A Note On My Articles

The purpose of these articles is to examine and explore aspects of Mary Pickford’s life, as well as those of her friends and colleagues, within the context of their time and culture. They are not designed to be a complete biography of Pickford by any means, rather a chance to revisit aspects of her life and times. I am not looking to put her on a pedestal nor make her larger than life, but I find the risks she took and her dedication to her craft inspiring and I hope others do too. She was a woman in a man’s world who learned to effectively use her power at a time when there were no paths to follow. I also hope the articles motivate a conversation of sorts. If you think there is a factual error, please let me know. (For instance, one book mentions Lottie being in California in 1910, but Mary, in Sunshine and Shadow, says only she and Jack were there.) Please let me hear any ideas, questions or suggestions you might have at CBeauchamp@MaryPickford.org.

Below is a bibliography listing some of the books I have used for these articles and over the years in my research. Some are better than others, needless to say, with Kevin Brownlow at the head of the class. I also find Booton Herndon’s biography of Mary and Doug illuminating because he wrote it at a time when he was able to interview several of Pickford’s closest friends, including Frances Marion. (Booton generously shared his hours of interviews with Frances with me for my book, Without Lying Down.) Not included, but just as important, are trades such as Film Daily, Variety and newspapers of the day.

 

Bibliography

Balio, Tino. United Artists: The Company Built by the Stars. Madison, Wisconsin: University of Wisconsin Press, 1976.

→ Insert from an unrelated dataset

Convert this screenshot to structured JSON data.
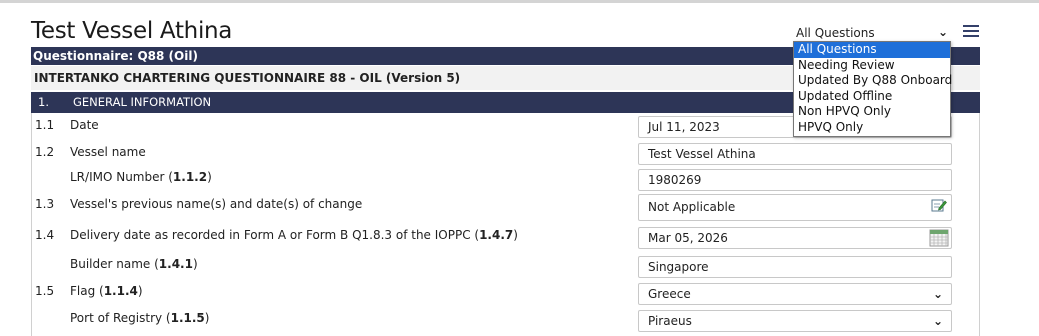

Beauchamp, Cari. Without Lying Down: Frances Marion and the Powerful Women of Early Hollywood. New York: Scribners, 1997.

Birchard, Robert. Cecil B. DeMille’s Hollywood. Lexington: University Press of Kentucky, 2004.

Bowser, Eileen. The Transformation of Cinema 1907-1915. New York: Charles Scribner’s Sons, 1990.

Brownlow, Kevin. The Parade’s Gone By. New York: Ballantine Books, 1969.

– – – Hollywood: The Pioneers. New York: Alfred A. Knopf, 1979.


Brownlow, Kevin and Robert Cushman. Mary Pickford Rediscovered. New York: Harry Abrams, Academy of Motion Pictures Arts and Sciences, 1999.

DeMille, Cecil B., edited by Donald Hayne. The Autobiography of Cecil B. DeMille. Englewood Cliffs, New Jersey: Prentice-Hall, 1959.

deMille, William. Hollywood Saga. New York: E.P. Dutton & Co., 1939.

Herndon, Booton. Mary Pickford and Douglas Fairbanks: The Most Popular Couple the World has Ever Known. New York: W.W. Norton, 1977.

Koszarski, Richard. An Evening’s Entertainment 1915-1928. New York: Charles Scribner’s Sons, 1990.

Marion, Frances. Off with Their Heads, New York: Macmillan, 1972.

Niver, Kemp. Mary Pickford, Comedienne. Los Angeles: Locare Research Group, 1969.

Pickford, Mary. Sunshine and Shadow. New York: Doubleday, 1955.

St. Johns, Adela Rogers. Love, Laughter and Tears: My Hollywood Story. New York: Doubleday, 1978.

Schulberg, Budd. Moving Pictures: Memories of a Hollywood Prince. New York: Stein and Day, 1981.

Sennett, Mack. The King of Comedy. Garden City, New Jersey: Doubleday, 1954.

Wakeman, John, editor. World Film Directors, Volume 1 1890-1945. New York: H.W. Wilson Company, 1987.

Whitfield, Eileen Pickford: The Woman who Made Hollywood. Lexington: University of Kentucky Press, 1997.

Woon, Basil. Incredible Land. New York: Liveright Publishing, 1933.

Zukor, Adolph with Dale Kramer. The Public is Never Wrong. New York: GP Putnam’s Sons, 1953.

L’eredita DeMille (The DeMille Legacy). Published by Le Giornate del Cinema Muto, Pordenone, Italy 1991.